What better way to preserve a family’s beloved recipes than to write them down? And then why not publish those recipes for the rest of us to enjoy. That’s just what sisters Dana, Lori, and Tracy Pollan did — together with mother, Corky — in The Pollan Family Table.
One family. Many food writers, including your brother, Michael Pollan. How did that happen?
Dana: Cooking was important to our mother, Corky. I’d say six nights a week we sat down for a family meal that she prepared. She was a very creative cook and had such an appreciation for good food that I think eventually it rubbed off on all of us. Corky was also working long hours, and she would often call us and say, “Can you put water on the stove? I’m going to make pasta.” Or, “Can you start dinner for me?” That was great because it got us all in the kitchen at an early age.
We’d love some tips for getting dinner on the table quickly.

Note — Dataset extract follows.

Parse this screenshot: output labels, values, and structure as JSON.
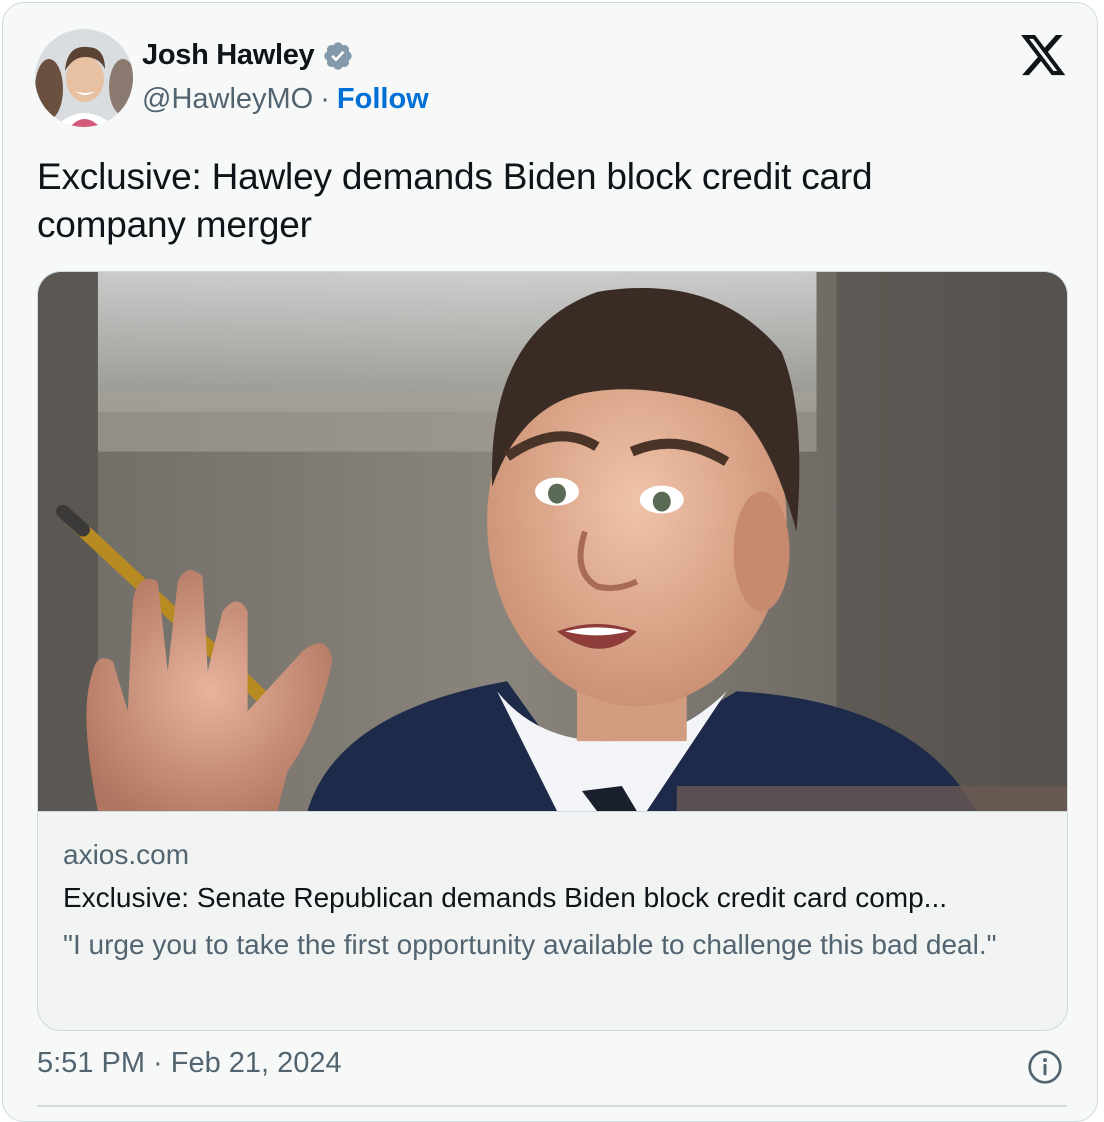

Lori: The planning part is so key, especially today. If you can plot out two to four days of the week and buy those items over the weekend, it’s much easier. It’s also great to have a couple of go-to recipes, which you feel comfortable making. Try to have the ingredients for those in the house.
What do teenagers like to eat?
Corky: Soup. And there is nothing wrong with having soup for dinner with a salad and a great bread on the side. Often people don’t think of that, but a vegetable-loaded soup is so healthy. You can make that in quantities and have that for a couple of meals. You can always double a recipe to make it last for more than one meal. Teens love chicken dishes, chili, roasted vegetables. You can do fun things, too, like serve breakfast for dinner.
Dana: What our teenagers and their friends love is pasta. There’s a recipe in the book called “Creamy Spinach Pasta Alfredo.” One reason they love it is that there is a little bit of cream in there, but it’s not a lot. It’s a light Alfredo sauce.
Tracy: It’s an all-in-one dish and all you need is a salad to go with it. We also have an Orecchiette with Broccoli and Sun Dried Tomatoes recipe. We love combining our vegetables with our pasta. It makes cooking so much easier.
How do you prevent your teens from ruining their dinner with snacks?
Lori: I try to have some cut up vegetables, like carrots and red peppers, or fruit when they walk in the door. Or hummus and you can crisp up pita bread (spray a little olive oil and salt on it and crisp it up in the oven). If I have something like that, they might hold off on eating the junk on the way home. They do get the message: Don’t fill up on the junk because something good is waiting for you.
Tell us about The Pollan Family Table.
Lori: It started because my sisters and I would often ask, “What are you making for dinner tonight?” Or we’d call each other and say, “Oh, I made this great dinner.” But often we’d forget all the things we’d made. It would just disappear out of our minds. We thought, “Wouldn’t it be great to have a book with our favorite dinner recipes.”
Dana: We really wanted to keep in mind that as a busy parent, you don’t have a ton of time in the kitchen. So we were interested in using recipes that take an hour or less and that use ingredients you can buy at the grocery store. Simple and straightforward recipes that anyone can follow, whether you’re starting out or an experienced cook.
What’s been the value of family dinner for you?
Tracy: The kids are so busy and pulled in so many directions, so this is a time we get to be together as a family. You hear their stories. You hear about their friends. If we didn’t sit down for dinner, there would be times when we would barely even get to talk to them.
How do you recommend teaching teenagers to cook?
Corky: Get them involved in the planning. If you’re making plans for the week say, “What should I make tomorrow night?” You can also get your kids started in doing some of the preparation for a meal. They can make a salad or peel something or start the water for pasta. Everyone can also have their own specialty.
Lori: We teach teenagers how to drive, how to open a bank account, and how to register to vote, but people don’t often realize that you also need to teach them to cook. They love it. They feel very accomplished and very much like they are in control of their lives.
–Interview by Diana Simeon